Frank Dituri, who divides his time between Italy and New York, is a photographer who likes to transform the obvious into images that border on uncertainty and mystery. His work has been exhibited worldwide throughout the United States, Europe, Russia and Asia with sole shows at the Venice Biennial and the Palazzo delle Esposizioni in Rome. Dituri images have been reviewed and published in many prestigious international publications, including the New York Times, Harpers Magazine, Zoom Magazine, La Repubblica and the Corriere Della Sera. He was a teaching artist for the LTA/Guggenheim Museum Program and is currently in the art department at Libera Accademia di Belle Arti in Florence, Italy. In New York City Frank Dituri is represented by Fran Kaufman Fine Art.
From Frank Dituri:

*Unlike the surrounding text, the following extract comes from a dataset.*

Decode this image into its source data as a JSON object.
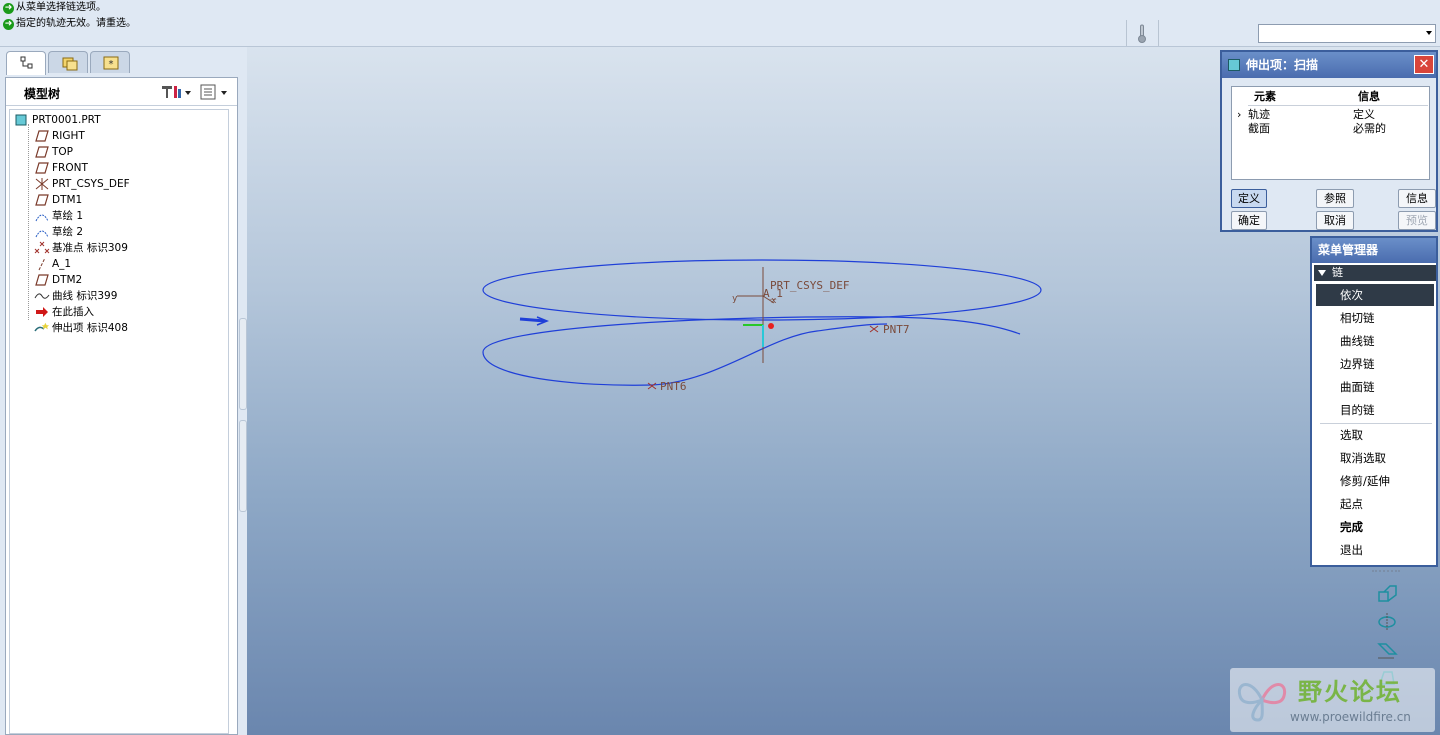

Though photography has always been my main focus artists like Giorgio De Chirico, Piero della Francesca and Edward Hopper have had strong impact on my vision; especially their sense of perspective, staging and mystery. Another early influence has been poetry. My mentor, Japanese-American poet Soichi Furuta inspired me to use the word as a point of departure. I look at my photos as visual poems or haiku’s rather then one-liners (decisive moments) or intellectual concepts.

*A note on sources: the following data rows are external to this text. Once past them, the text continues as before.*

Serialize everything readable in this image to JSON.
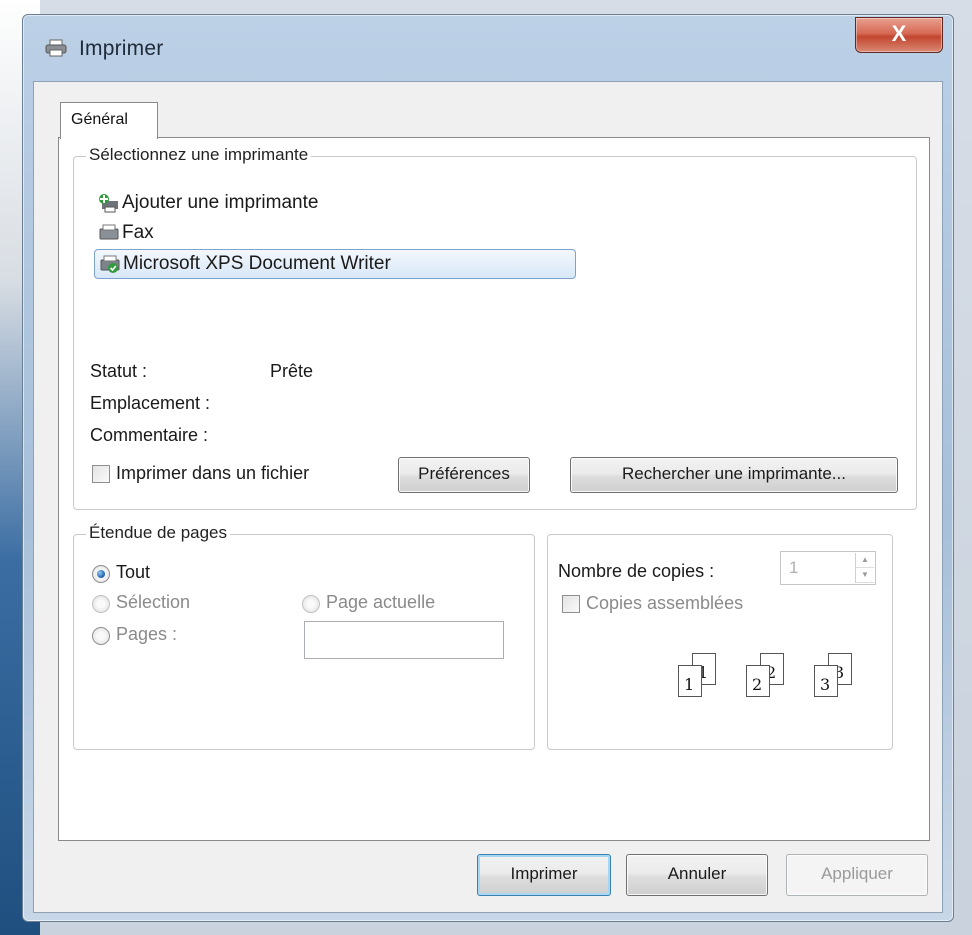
{
  "window": {
    "title": "Imprimer",
    "close_label": "X"
  },
  "tabs": [
    "Général"
  ],
  "printer_group": {
    "label": "Sélectionnez une imprimante",
    "printers": [
      {
        "name": "Ajouter une imprimante",
        "icon": "add-printer-icon",
        "selected": false
      },
      {
        "name": "Fax",
        "icon": "fax-icon",
        "selected": false
      },
      {
        "name": "Microsoft XPS Document Writer",
        "icon": "xps-printer-icon",
        "selected": true
      }
    ],
    "status_label": "Statut :",
    "status_value": "Prête",
    "location_label": "Emplacement :",
    "comment_label": "Commentaire :",
    "print_to_file_label": "Imprimer dans un fichier",
    "print_to_file_checked": false,
    "preferences_button": "Préférences",
    "find_printer_button": "Rechercher une imprimante..."
  },
  "page_range": {
    "label": "Étendue de pages",
    "all_label": "Tout",
    "all_checked": true,
    "selection_label": "Sélection",
    "current_page_label": "Page actuelle",
    "pages_label": "Pages :",
    "pages_value": ""
  },
  "copies": {
    "label": "Nombre de copies :",
    "value": "1",
    "collate_label": "Copies assemblées",
    "collate_checked": false,
    "collate_pages": [
      "1",
      "1",
      "2",
      "2",
      "3",
      "3"
    ]
  },
  "buttons": {
    "print": "Imprimer",
    "cancel": "Annuler",
    "apply": "Appliquer"
  },
  "colors": {
    "selected_border": "#7da2ce",
    "close_button": "#c2462f",
    "title_bar": "#a7bfd9"
  }
}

Sometimes making photography is like taking a picture of something I remember seeing somewhere, vague recollections. An example is my early memory of Giorgio De Chirico’s painting, “Mystery and Melancholy of a Street,” 1914, where a young child runs down a deserted square full of light and fragmented shadows playing with a hoop and stick. I have spent many hours in Italian piazzas with my camera in search of this lonely silhouetted figure. The fact that I have never found this fleeting image is not important, because allegorically it as become an intrinsic part of my psyche/work.

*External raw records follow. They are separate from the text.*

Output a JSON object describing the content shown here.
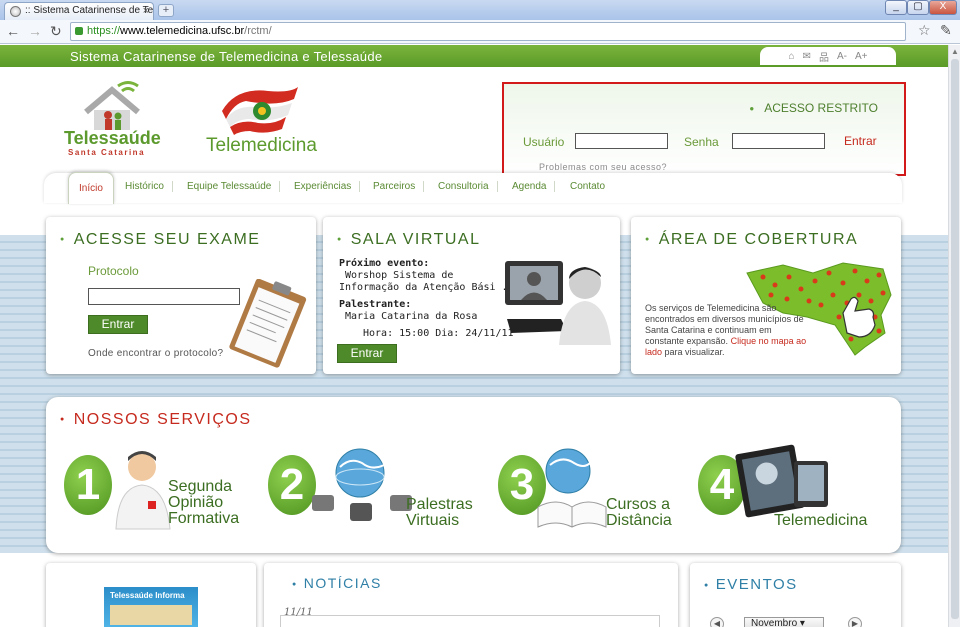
{
  "browser": {
    "tab_title": ":: Sistema Catarinense de Tele",
    "tab_close": "×",
    "new_tab": "+",
    "url_scheme": "https://",
    "url_host": "www.telemedicina.ufsc.br",
    "url_path": "/rctm/",
    "window_buttons": [
      "_",
      "▢",
      "X"
    ]
  },
  "site": {
    "title": "Sistema Catarinense de Telemedicina e Telessaúde",
    "tools": [
      "⌂",
      "✉",
      "品",
      "A-",
      "A+"
    ]
  },
  "logos": {
    "telessaude": "Telessaúde",
    "telessaude_sub": "Santa Catarina",
    "telemedicina": "Telemedicina"
  },
  "login": {
    "title": "ACESSO RESTRITO",
    "user_label": "Usuário",
    "password_label": "Senha",
    "user_value": "",
    "password_value": "",
    "enter": "Entrar",
    "help": "Problemas com seu acesso?"
  },
  "nav": {
    "items": [
      "Início",
      "Histórico",
      "Equipe Telessaúde",
      "Experiências",
      "Parceiros",
      "Consultoria",
      "Agenda",
      "Contato"
    ]
  },
  "exam": {
    "title": "ACESSE SEU EXAME",
    "protocol_label": "Protocolo",
    "protocol_value": "",
    "enter": "Entrar",
    "help": "Onde encontrar o protocolo?"
  },
  "virtual_room": {
    "title": "SALA VIRTUAL",
    "next_event_label": "Próximo evento:",
    "next_event_line1": "Worshop Sistema de",
    "next_event_line2": "Informação da Atenção Bási ...",
    "speaker_label": "Palestrante:",
    "speaker": "Maria Catarina da Rosa",
    "time": "Hora: 15:00 Dia: 24/11/11",
    "enter": "Entrar"
  },
  "coverage": {
    "title": "ÁREA DE COBERTURA",
    "text": "Os serviços de Telemedicina são encontrados em diversos municípios de Santa Catarina e continuam em constante expansão.",
    "link": "Clique no mapa ao lado",
    "link_suffix": " para visualizar."
  },
  "services": {
    "title": "NOSSOS SERVIÇOS",
    "items": [
      {
        "num": "1",
        "label1": "Segunda",
        "label2": "Opinião",
        "label3": "Formativa"
      },
      {
        "num": "2",
        "label1": "Palestras",
        "label2": "Virtuais",
        "label3": ""
      },
      {
        "num": "3",
        "label1": "Cursos a",
        "label2": "Distância",
        "label3": ""
      },
      {
        "num": "4",
        "label1": "Telemedicina",
        "label2": "",
        "label3": ""
      }
    ]
  },
  "bottom": {
    "magazine": "Telessaúde Informa",
    "news_title": "NOTÍCIAS",
    "news_date": "11/11",
    "events_title": "EVENTOS",
    "events_month": "Novembro",
    "prev": "◀",
    "next": "▶"
  },
  "colors": {
    "brand_green": "#5c9a2e",
    "accent_red": "#c62a1e",
    "login_border": "#d31a1a",
    "news_blue": "#2f7fa6"
  }
}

In the last 10 years I have been interested in the special light that exists in the dark horizon and other dimly lit places. The subtle light that is not only seen with the eyes but felt with the whole body. For example, as a young boy I spent many hours in a basement watching television in the dark. The fuzzy black and white pictures on the TV screen would paint the room with a dark neon light. I would sit there for hours, alone, surrounded by shadows and figures that would dance then disappear in my head. This type of submerged childhood experience has resurfaced, in part, in many of my images.
For me photography is more than a visual documentation; it is a personal journey, where dreams transcend reality, and facts and the ethereal are often merged. My subjects which are neither coming nor going, but somewhere in the process are like lost souls in a recurring dream where silence is never broken and light and darkness co-exist; a poetic metaphor where deep in the shadows and the incomprehensible there is fear and uncertainty.
To contact Frank and to see more of his work, visit his website here.